  • Purpose: To determine the effect of biologically effective dose (BED{sub 10}) and radiation treatment schedule on overall survival (OS) in patients with early-stage non-small cell lung cancer (NSCLC) undergoing stereotactic body radiation therapy (SBRT). Methods and Materials: Using data from 65 treatment centers in the United States, we retrospectively reviewed the records of T1-2 N0 NSCLC patients undergoing SBRT alone from 2006 to 2014. Biologically relevant covariates, including dose per fraction, number of fractions, and time between fractions, were used to quantify BED{sub 10} and radiation treatment schedule. The linear-quadratic equation was used to calculate BED{sub 10} and to generatemore » a dichotomous dose variable of <105 Gy versus ≥105 Gy BED{sub 10}. The primary outcome was OS. We used the Kaplan-Meier method, the log–rank test, and Cox proportional hazards regression with propensity score matching to determine whether prescription BED{sub 10} was associated with OS. Results: We identified 747 patients who met inclusion criteria. The median BED{sub 10} was 132 Gy, and 59 (7.7%) had consecutive-day fractions. Median follow-up was 41 months, and 452 patients (60.5%) had died by the conclusion of the study. The 581 patients receiving ≥105 Gy BED{sub 10} had a median survival of 28 months, whereas the 166 patients receiving <105 Gy BED{sub 10} had a median survival of 22 months (log–rank, P=.01). Radiation treatment schedule was not a significant predictor of OS on univariable analysis.

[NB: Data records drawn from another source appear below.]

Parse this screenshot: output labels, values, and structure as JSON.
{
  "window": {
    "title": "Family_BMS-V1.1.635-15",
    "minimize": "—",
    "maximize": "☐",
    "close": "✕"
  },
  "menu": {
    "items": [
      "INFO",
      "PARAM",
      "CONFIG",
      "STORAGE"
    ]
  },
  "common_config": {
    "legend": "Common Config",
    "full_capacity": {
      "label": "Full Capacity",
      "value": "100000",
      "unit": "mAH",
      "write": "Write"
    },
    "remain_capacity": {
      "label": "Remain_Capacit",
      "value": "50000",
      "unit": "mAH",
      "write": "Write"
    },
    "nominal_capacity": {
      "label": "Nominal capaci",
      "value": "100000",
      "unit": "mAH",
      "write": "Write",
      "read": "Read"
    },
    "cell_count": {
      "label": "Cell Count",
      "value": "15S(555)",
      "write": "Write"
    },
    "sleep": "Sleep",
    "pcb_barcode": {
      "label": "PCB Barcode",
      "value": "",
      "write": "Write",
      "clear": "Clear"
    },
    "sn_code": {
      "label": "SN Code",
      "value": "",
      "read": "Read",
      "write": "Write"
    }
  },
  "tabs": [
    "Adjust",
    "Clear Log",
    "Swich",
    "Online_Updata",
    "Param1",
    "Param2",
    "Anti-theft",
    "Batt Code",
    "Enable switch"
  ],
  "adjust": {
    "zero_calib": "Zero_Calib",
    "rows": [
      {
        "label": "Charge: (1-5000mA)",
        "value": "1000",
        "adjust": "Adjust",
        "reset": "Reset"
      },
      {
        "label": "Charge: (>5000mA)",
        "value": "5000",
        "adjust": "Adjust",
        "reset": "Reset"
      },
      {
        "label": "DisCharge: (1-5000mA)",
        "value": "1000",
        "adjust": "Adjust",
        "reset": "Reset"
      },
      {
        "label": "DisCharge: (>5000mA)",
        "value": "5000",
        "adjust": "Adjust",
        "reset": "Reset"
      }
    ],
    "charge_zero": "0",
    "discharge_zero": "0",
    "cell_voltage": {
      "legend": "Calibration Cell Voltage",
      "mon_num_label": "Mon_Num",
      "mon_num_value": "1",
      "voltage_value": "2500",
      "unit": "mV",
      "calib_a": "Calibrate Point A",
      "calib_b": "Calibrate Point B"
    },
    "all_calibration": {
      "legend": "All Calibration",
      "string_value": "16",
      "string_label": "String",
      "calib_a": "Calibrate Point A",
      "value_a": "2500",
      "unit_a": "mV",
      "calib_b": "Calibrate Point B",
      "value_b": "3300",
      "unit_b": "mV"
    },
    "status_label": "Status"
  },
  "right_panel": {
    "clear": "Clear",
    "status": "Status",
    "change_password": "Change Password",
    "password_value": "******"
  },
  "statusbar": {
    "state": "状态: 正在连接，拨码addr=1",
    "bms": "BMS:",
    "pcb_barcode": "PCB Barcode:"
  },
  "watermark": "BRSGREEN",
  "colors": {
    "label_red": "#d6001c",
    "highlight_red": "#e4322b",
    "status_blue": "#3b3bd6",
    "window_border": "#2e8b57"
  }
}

After adjusting for T stage, sex, tumor histology, and Eastern Cooperative Oncology Group performance status, BED{sub 10} ≥105 Gy versus <105 Gy remained significantly associated with improved OS (hazard ratio 0.78, 95% confidence interval 0.62-0.98, P=.03). Propensity score matching on imbalanced variables within high- and low-dose cohorts confirmed a survival benefit with higher prescription dose. Conclusions: We found that dose escalation to 105 Gy BED{sub 10} and beyond may improve survival in NSCLC patients treated with SBRT.« less